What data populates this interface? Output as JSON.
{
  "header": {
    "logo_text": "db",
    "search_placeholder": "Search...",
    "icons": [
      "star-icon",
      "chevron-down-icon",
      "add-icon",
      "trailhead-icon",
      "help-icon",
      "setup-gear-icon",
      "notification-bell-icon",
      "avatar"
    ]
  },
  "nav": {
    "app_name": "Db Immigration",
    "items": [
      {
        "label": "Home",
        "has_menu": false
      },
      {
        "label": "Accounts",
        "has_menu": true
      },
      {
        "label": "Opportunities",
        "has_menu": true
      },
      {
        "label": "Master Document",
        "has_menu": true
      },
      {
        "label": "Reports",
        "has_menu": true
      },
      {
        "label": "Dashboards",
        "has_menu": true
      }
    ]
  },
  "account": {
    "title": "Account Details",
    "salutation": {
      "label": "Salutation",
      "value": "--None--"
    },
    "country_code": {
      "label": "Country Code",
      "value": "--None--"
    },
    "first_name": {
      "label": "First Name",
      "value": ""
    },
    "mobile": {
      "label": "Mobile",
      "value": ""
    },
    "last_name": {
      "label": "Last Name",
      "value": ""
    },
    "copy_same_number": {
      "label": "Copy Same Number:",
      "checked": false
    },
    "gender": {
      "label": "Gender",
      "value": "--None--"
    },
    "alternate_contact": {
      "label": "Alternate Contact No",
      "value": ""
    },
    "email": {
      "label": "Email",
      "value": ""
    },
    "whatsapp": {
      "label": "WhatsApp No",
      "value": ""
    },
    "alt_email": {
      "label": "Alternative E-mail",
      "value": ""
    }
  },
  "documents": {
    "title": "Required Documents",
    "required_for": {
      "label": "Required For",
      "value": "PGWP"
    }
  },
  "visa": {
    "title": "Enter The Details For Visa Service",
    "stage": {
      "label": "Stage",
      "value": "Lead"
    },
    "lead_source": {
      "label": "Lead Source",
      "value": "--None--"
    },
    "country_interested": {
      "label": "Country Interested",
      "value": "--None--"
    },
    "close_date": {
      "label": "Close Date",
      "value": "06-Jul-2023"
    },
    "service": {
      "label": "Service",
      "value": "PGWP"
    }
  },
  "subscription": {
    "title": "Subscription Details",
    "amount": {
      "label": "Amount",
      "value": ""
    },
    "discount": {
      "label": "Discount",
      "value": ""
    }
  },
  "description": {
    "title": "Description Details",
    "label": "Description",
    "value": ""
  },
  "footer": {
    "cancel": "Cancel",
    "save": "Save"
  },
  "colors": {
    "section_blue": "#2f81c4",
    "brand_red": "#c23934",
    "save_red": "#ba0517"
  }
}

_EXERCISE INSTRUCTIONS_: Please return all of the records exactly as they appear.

_EXERCISE RESPONSE_:
What data populates this interface? Output as JSON.
{
  "header": {
    "logo_text": "db",
    "search_placeholder": "Search...",
    "icons": [
      "star-icon",
      "chevron-down-icon",
      "add-icon",
      "trailhead-icon",
      "help-icon",
      "setup-gear-icon",
      "notification-bell-icon",
      "avatar"
    ]
  },
  "nav": {
    "app_name": "Db Immigration",
    "items": [
      {
        "label": "Home",
        "has_menu": false
      },
      {
        "label": "Accounts",
        "has_menu": true
      },
      {
        "label": "Opportunities",
        "has_menu": true
      },
      {
        "label": "Master Document",
        "has_menu": true
      },
      {
        "label": "Reports",
        "has_menu": true
      },
      {
        "label": "Dashboards",
        "has_menu": true
      }
    ]
  },
  "account": {
    "title": "Account Details",
    "salutation": {
      "label": "Salutation",
      "value": "--None--"
    },
    "country_code": {
      "label": "Country Code",
      "value": "--None--"
    },
    "first_name": {
      "label": "First Name",
      "value": ""
    },
    "mobile": {
      "label": "Mobile",
      "value": ""
    },
    "last_name": {
      "label": "Last Name",
      "value": ""
    },
    "copy_same_number": {
      "label": "Copy Same Number:",
      "checked": false
    },
    "gender": {
      "label": "Gender",
      "value": "--None--"
    },
    "alternate_contact": {
      "label": "Alternate Contact No",
      "value": ""
    },
    "email": {
      "label": "Email",
      "value": ""
    },
    "whatsapp": {
      "label": "WhatsApp No",
      "value": ""
    },
    "alt_email": {
      "label": "Alternative E-mail",
      "value": ""
    }
  },
  "documents": {
    "title": "Required Documents",
    "required_for": {
      "label": "Required For",
      "value": "PGWP"
    }
  },
  "visa": {
    "title": "Enter The Details For Visa Service",
    "stage": {
      "label": "Stage",
      "value": "Lead"
    },
    "lead_source": {
      "label": "Lead Source",
      "value": "--None--"
    },
    "country_interested": {
      "label": "Country Interested",
      "value": "--None--"
    },
    "close_date": {
      "label": "Close Date",
      "value": "06-Jul-2023"
    },
    "service": {
      "label": "Service",
      "value": "PGWP"
    }
  },
  "subscription": {
    "title": "Subscription Details",
    "amount": {
      "label": "Amount",
      "value": ""
    },
    "discount": {
      "label": "Discount",
      "value": ""
    }
  },
  "description": {
    "title": "Description Details",
    "label": "Description",
    "value": ""
  },
  "footer": {
    "cancel": "Cancel",
    "save": "Save"
  },
  "colors": {
    "section_blue": "#2f81c4",
    "brand_red": "#c23934",
    "save_red": "#ba0517"
  }
}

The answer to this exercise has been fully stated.